By Andrew Murray
Looking unto the promise of God, Abraham wavered not through unbelief, but waxed strong through faith, giving glory to God, and being fully assured that, what He had promised, He was able also to perform. -- Rom. 4:20,21
My little children, let us not love in word, neither with the tongue; but in deed and truth. Hereby shall we know that we are of the truth, and shall assure our heart before Him. -- 1 John 3:18,19
And hereby we know that He abideth in us, by the Spirit which He gave us. -- 1 John 3:24
Every child of God has need of the assurance of faith: the full certitude of faith that the Lord has received him and made him His child. The Holy Scripture always speaks to Christians as those that know that they are redeemed, that they are now children of God, and that they have received eternal life. (Deut. 26:27,28; Isa. 44:5; Gal. 4:7; 1 John 5:12) How, pray, can a child love or serve his father, while he is uncertain whether his father will really acknowledge him as a child? We have already spoken on this point in a previous chapter; but oftentimes by ignorance or distrust a Christian again comes into darkness: for this reason we will now deal with it once again of set purpose.
Scripture names three things by which we have our certitude: first, faith in the word; after that, works; and then, in and with both of these, the Holy Spirit.
First, faith in the word. Abraham is to us the great exemplar of faith, and also of the assurance of faith. And what then says the Scripture about the certitude that he had? He was fully assured that what God had promised He was able also to perform. His expectation was only from God, and what God had promised. He relied upon God to do what He had said: the promise of God was for him his only but sufficient assurance of faith. (John 3:33, 5:24; Acts. 27:25; Rom. 4:21,22; 1 John 5:10,11)

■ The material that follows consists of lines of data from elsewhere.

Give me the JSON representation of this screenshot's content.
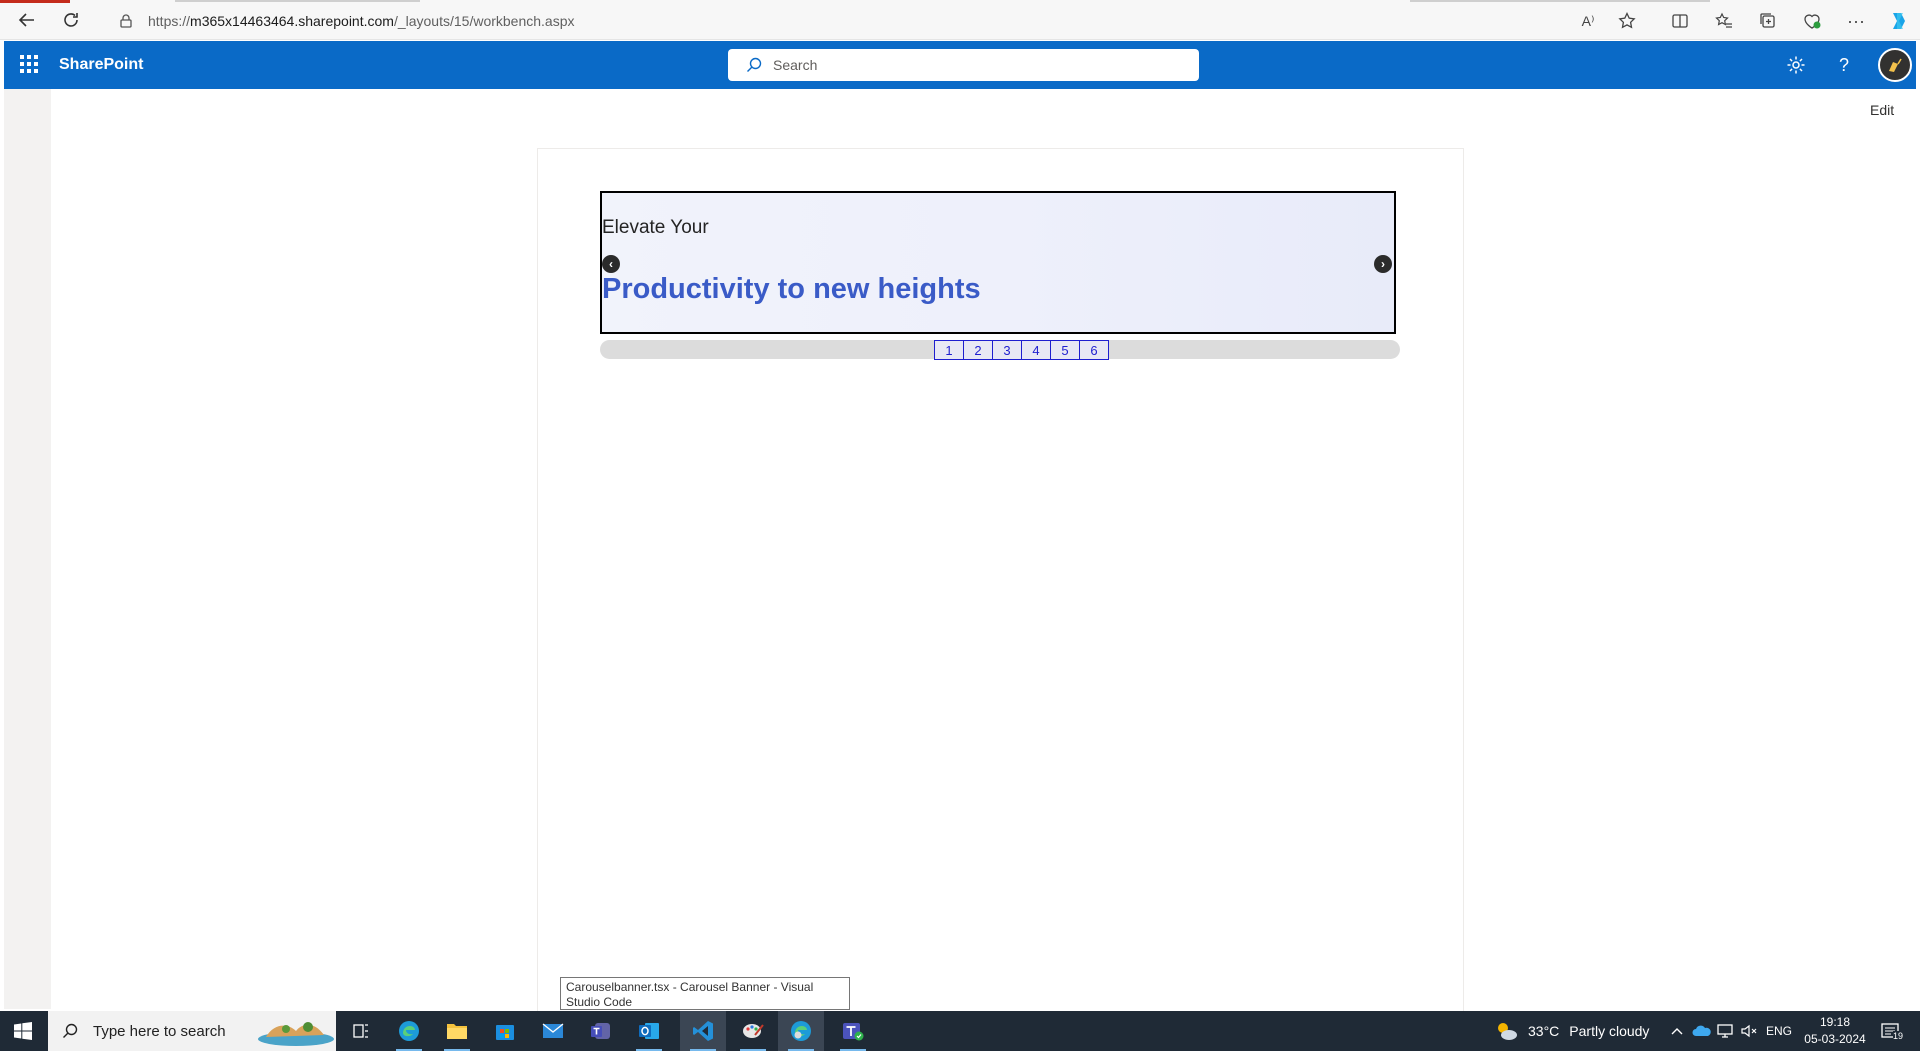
{
  "browser": {
    "url_prefix": "https://",
    "url_host": "m365x14463464.sharepoint.com",
    "url_path": "/_layouts/15/workbench.aspx",
    "read_aloud_label": "A⁾"
  },
  "suitebar": {
    "title": "SharePoint",
    "search_placeholder": "Search",
    "help_label": "?"
  },
  "page": {
    "edit_label": "Edit"
  },
  "carousel": {
    "eyebrow": "Elevate Your",
    "headline": "Productivity to new heights",
    "prev_label": "‹",
    "next_label": "›",
    "pages": [
      "1",
      "2",
      "3",
      "4",
      "5",
      "6"
    ],
    "headline_color": "#3a5bc7"
  },
  "tooltip": {
    "text": "Carouselbanner.tsx - Carousel Banner - Visual Studio Code"
  },
  "taskbar": {
    "search_placeholder": "Type here to search",
    "weather_temp": "33°C",
    "weather_desc": "Partly cloudy",
    "language": "ENG",
    "time": "19:18",
    "date": "05-03-2024",
    "notification_count": "19"
  },
  "colors": {
    "suitebar": "#0a6ac7",
    "taskbar": "#1f2a36"
  }
}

There are many young Christians who think that faith in the word is not sufficient to give full certitude: they would fain have something more. They imagine that assurance, a sure inward feeling or conviction, is what is given above or outside of faith This is wrong. As I have need of nothing more than the word of a trustworthy man to give me complete certitude, so must the word of God be my certitude. People err because they seek something in themselves and in their feeling. No: the whole of salvation comes from God: the soul must not be occupied with itself or its work, but with God: he that forgets himself to hear what God says, and to rely upon His promise as something worthy of credit, has in this fact the fullest assurance of faith. (Num. 23:19; Ps. 89:35) He does not doubt the promises, but is strong in faith, giving God the glory, and being fully assured that what was promised God is also able to perform.

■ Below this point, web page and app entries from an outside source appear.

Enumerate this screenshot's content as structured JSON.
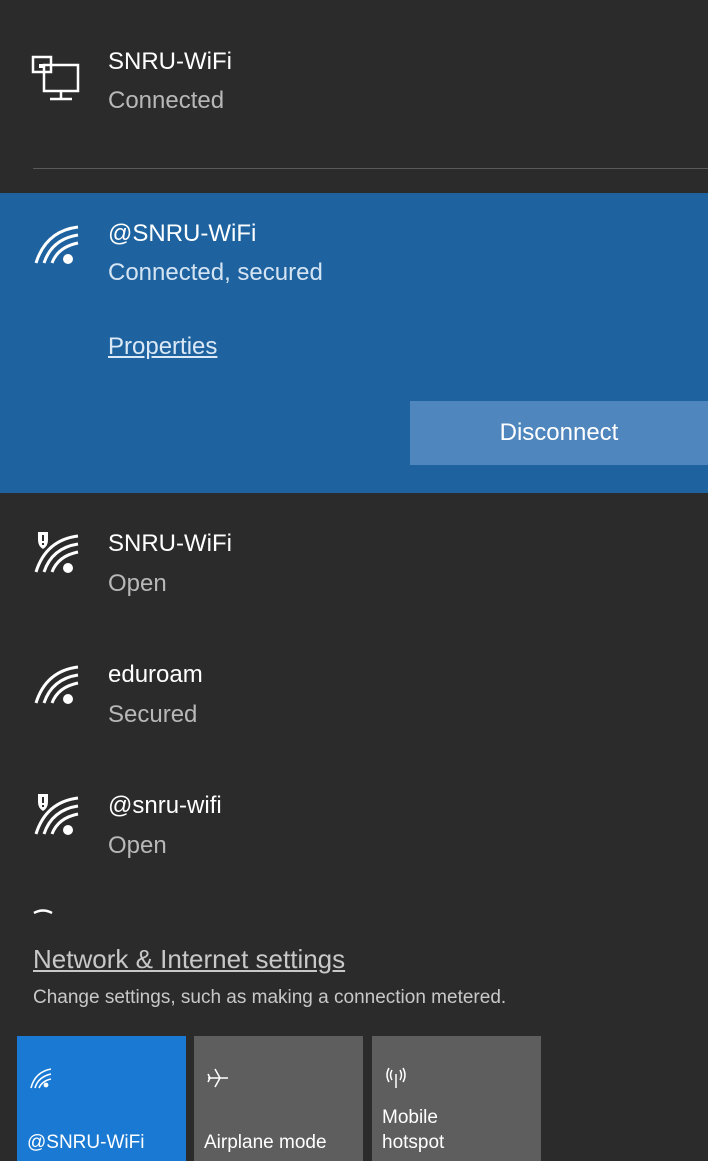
{
  "ethernet": {
    "name": "SNRU-WiFi",
    "status": "Connected",
    "icon": "ethernet-icon"
  },
  "connected_network": {
    "name": "@SNRU-WiFi",
    "status": "Connected, secured",
    "properties_label": "Properties",
    "disconnect_label": "Disconnect",
    "icon": "wifi-signal-icon"
  },
  "networks": [
    {
      "name": "SNRU-WiFi",
      "status": "Open",
      "icon": "wifi-open-warning-icon"
    },
    {
      "name": "eduroam",
      "status": "Secured",
      "icon": "wifi-signal-icon"
    },
    {
      "name": "@snru-wifi",
      "status": "Open",
      "icon": "wifi-open-warning-icon"
    }
  ],
  "settings": {
    "link_label": "Network & Internet settings",
    "description": "Change settings, such as making a connection metered."
  },
  "quick_actions": [
    {
      "label": "@SNRU-WiFi",
      "icon": "wifi-icon",
      "active": true
    },
    {
      "label": "Airplane mode",
      "icon": "airplane-icon",
      "active": false
    },
    {
      "label_line1": "Mobile",
      "label_line2": "hotspot",
      "icon": "mobile-hotspot-icon",
      "active": false
    }
  ],
  "colors": {
    "panel_bg": "#2b2b2b",
    "selected_bg": "#1e63a0",
    "button_bg": "#4f86bd",
    "tile_active": "#1a79d3",
    "tile_inactive": "#5e5e5e"
  }
}
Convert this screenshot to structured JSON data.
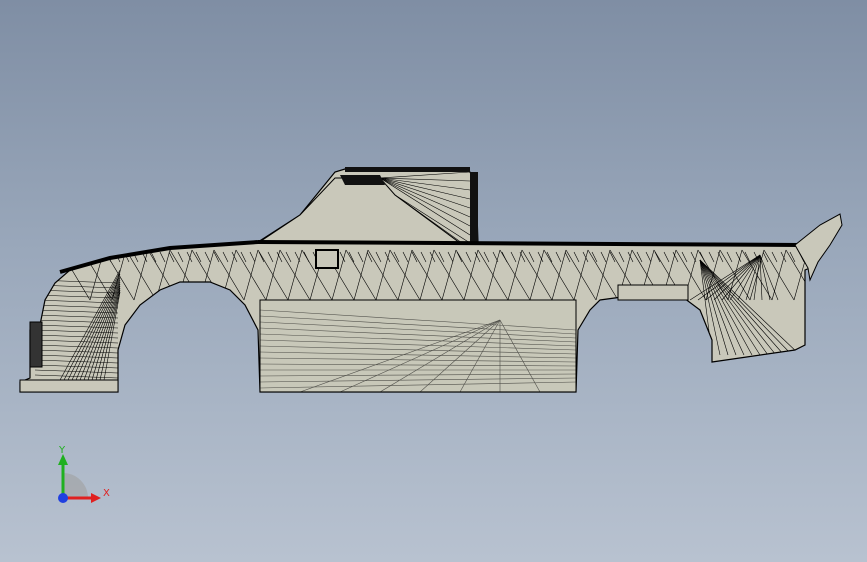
{
  "viewport": {
    "background_top": "#7f8ea4",
    "background_bottom": "#b8c2d0",
    "model": {
      "fill_color": "#c9c8ba",
      "edge_color": "#000000",
      "display_mode": "shaded-with-edges"
    }
  },
  "triad": {
    "x_label": "X",
    "y_label": "Y",
    "x_color": "#e02020",
    "y_color": "#20b020",
    "z_color": "#2040e0"
  }
}
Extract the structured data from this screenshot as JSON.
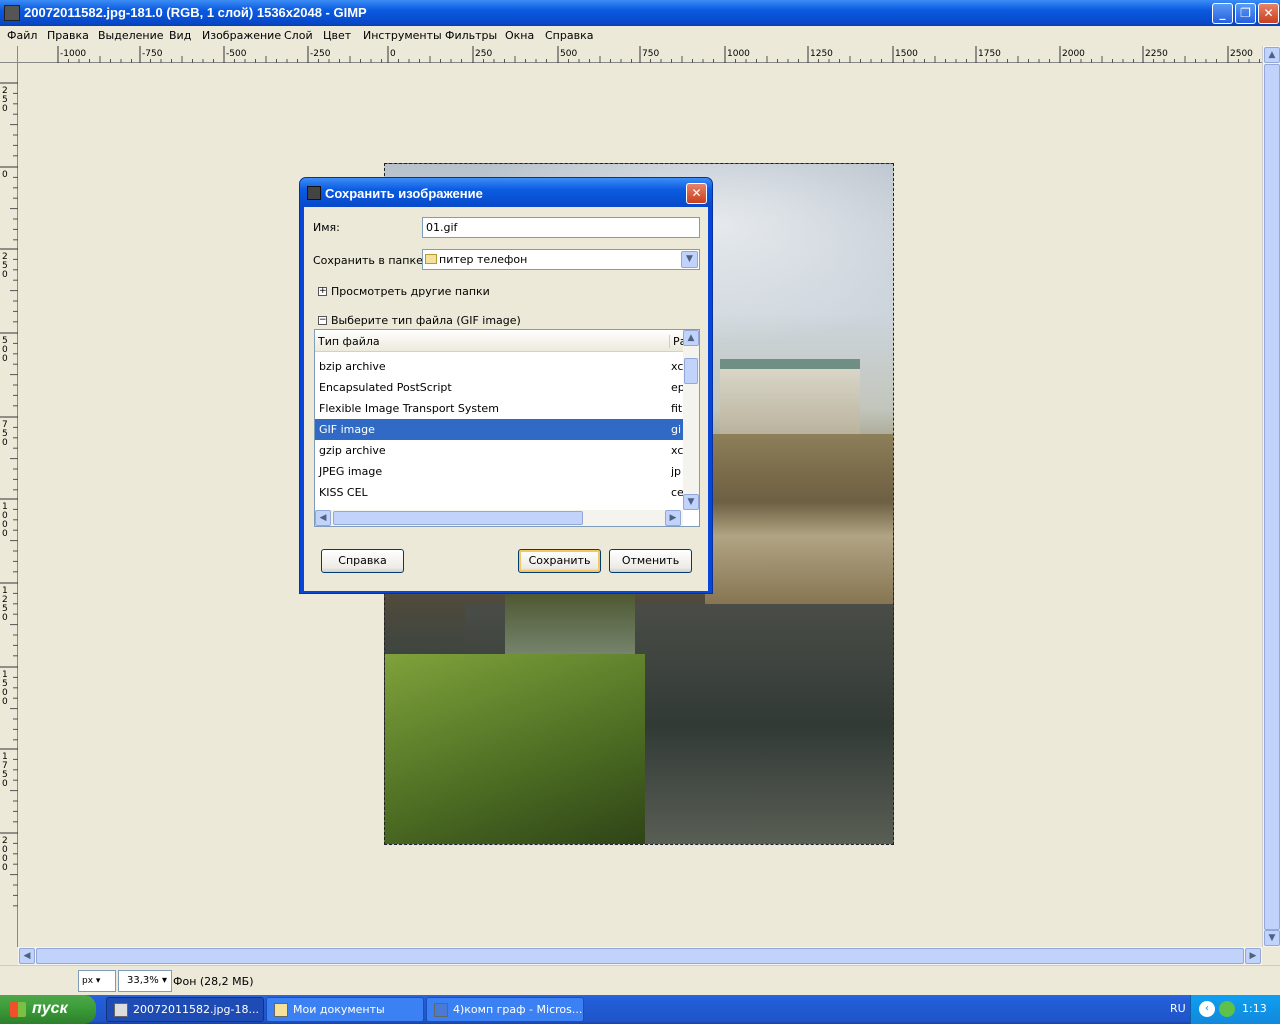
{
  "window": {
    "title": "20072011582.jpg-181.0 (RGB, 1 слой) 1536x2048 - GIMP"
  },
  "menu": [
    "Файл",
    "Правка",
    "Выделение",
    "Вид",
    "Изображение",
    "Слой",
    "Цвет",
    "Инструменты",
    "Фильтры",
    "Окна",
    "Справка"
  ],
  "ruler": {
    "h_ticks": [
      "-1000",
      "-750",
      "-500",
      "-250",
      "0",
      "250",
      "500",
      "750",
      "1000",
      "1250",
      "1500",
      "1750",
      "2000",
      "2250",
      "2500"
    ],
    "v_ticks": [
      "250",
      "0",
      "250",
      "500",
      "750",
      "1000",
      "1250",
      "1500",
      "1750",
      "2000"
    ]
  },
  "status": {
    "unit": "px",
    "zoom": "33,3%",
    "layer_info": "Фон (28,2 МБ)"
  },
  "dialog": {
    "title": "Сохранить изображение",
    "name_label": "Имя:",
    "name_value": "01.gif",
    "folder_label": "Сохранить в папке",
    "folder_value": "питер телефон",
    "browse_label": "Просмотреть другие папки",
    "filetype_label": "Выберите тип файла (GIF image)",
    "columns": {
      "type": "Тип файла",
      "ext": "Ра"
    },
    "rows": [
      {
        "name": "bzip archive",
        "ext": "xc"
      },
      {
        "name": "Encapsulated PostScript",
        "ext": "ep"
      },
      {
        "name": "Flexible Image Transport System",
        "ext": "fit"
      },
      {
        "name": "GIF image",
        "ext": "gi"
      },
      {
        "name": "gzip archive",
        "ext": "xc"
      },
      {
        "name": "JPEG image",
        "ext": "jp"
      },
      {
        "name": "KISS CEL",
        "ext": "ce"
      }
    ],
    "selected_row": "GIF image",
    "help_button": "Справка",
    "save_button": "Сохранить",
    "cancel_button": "Отменить"
  },
  "taskbar": {
    "start_label": "пуск",
    "tasks": [
      {
        "label": "20072011582.jpg-18..."
      },
      {
        "label": "Мои документы"
      },
      {
        "label": "4)комп граф - Micros..."
      }
    ],
    "lang": "RU",
    "clock": "1:13"
  }
}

Then the Scripture names also works: by unfeigned love we shall assure our hearts. (1 John 3:18,19) Here carefully observe this: assurance by faith in the promise, without works, comes first. The godless man who receives grace knows this only from the word. But then, later on, assurance is to follow from works. 'By works was faith made perfect.' (John 15:10,14: Gal. 5:6; Jas. 2:22; 1 John 3:14) The tree is planted in faith; without fruits. But when the time of fruit arrives, and no fruit appears, then I may doubt. The more clearly I at the outset hold the assurance of faith, without works, on the word alone, the more certainly shall works follow.
And both -- assurance by faith and by works -- come by the Spirit. Not by the word alone, and not by works as something that I myself do, but by the word as the instrument of the Spirit, and by works as the fruit of the Spirit, has a child of God the heavenly certification that he is the Lord's. (John 4:13; Rom. 8:13,14; 1 John 3:24)
O let us believe in Jesus as our life, and abide in Him, and assurance of faith shall never be lacking to us.
O my Father, teach me to find my assurance of faith in a life with Thee, in cordial reliance upon Thy promises, and in cordial obedience to Thy commands. Let Thy Holy Spirit also witness with my spirit that I am a child of God. Amen.
1. The importance of the assurance of faith lies in the fact, that I cannot possibly love or serve as a child a God of whom I do not know whether He loves and acknowledges me as His child.
2. The whole Bible is one great proof for the assurance of faith. Just because it thus speaks of itself, it is not always named. Abraham and Moses knew well that God had received them: otherwise they could not serve or trust Him. Israel knew that God had redeemed them: for this reason they had to serve God. How much more must this be the case in the greater redemption of the New Testament? All the Epistles are written to men of whom it is presupposed that they know and confess that they are redeemed, holy children of God.
3. Faith and obedience are inseparable, as root and fruit. First, there must be the root, and the root must have time without fruits; then later on come surely the fruits: first assurance without fruits by living faith in the word; then, further assurance from fruits. It is in a life with Jesus that assurance of faith is exalted firmly above all doubt.
4. Assurance of faith is much helped by confession. What I express becomes from me more evident; I am bound and confirmed by it.
5. It is at the feet of Jesus, looking up into His friendly countenance, listening to His loving promises, it is in intercourse with Jesus Himself in prayer, that all doubtfulness of mind falls away. Go thither for the full assurance of faith.